This brief presents our analysis of market access in Tanzania using data from the 2008/2009 wave of the Tanzania National Panel Survey (TZNPS), part of the Living Standards Measurement Study – Integrated Surveys on Agriculture (LSMS-ISA). The TZNPS asked few direct questions about market access. However, farmers reported information about market participation that sheds light on several important components of the value chain: input markets, including both goods and services; crop storage, processing, and transport; and sales of outputs. A separate appendix includes additional detail on our analyses.

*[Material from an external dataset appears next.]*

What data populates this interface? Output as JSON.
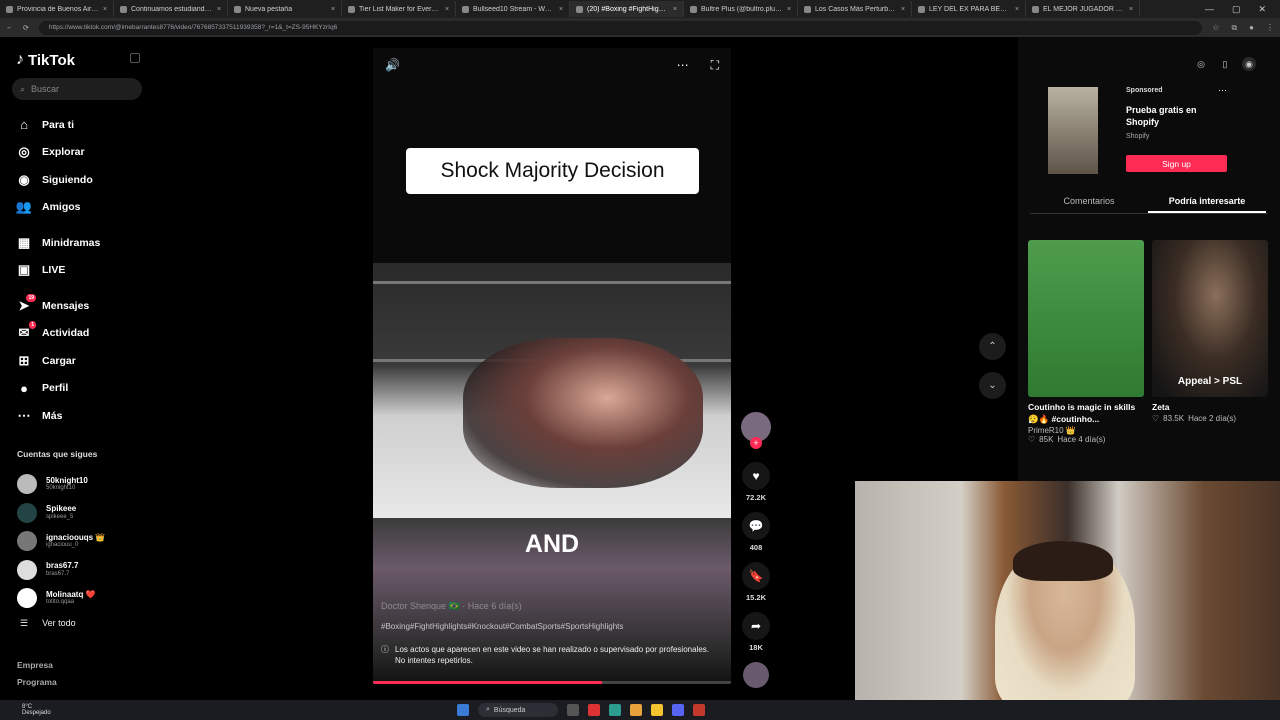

This brief presents our analysis of legume cultivation in Tanzania using data from the 2008/2009 wave of the Tanzania National Panel Survey (TZNPS), part of the Living Standards Measurement Study – Integrated Surveys on Agriculture (LSMS-ISA). We find that Tanzanian farmers reported growing eight different varieties of food legumes: beans, groundnuts, cowpeas, mung beans, chickpeas, bambara nuts, field peas, soya beans, and pigeon peas. Fifty-seven percent of households in Tanzania grew at least one of these crops during the long and/or short rainy seasons. A separate appendix includes details on our analyses.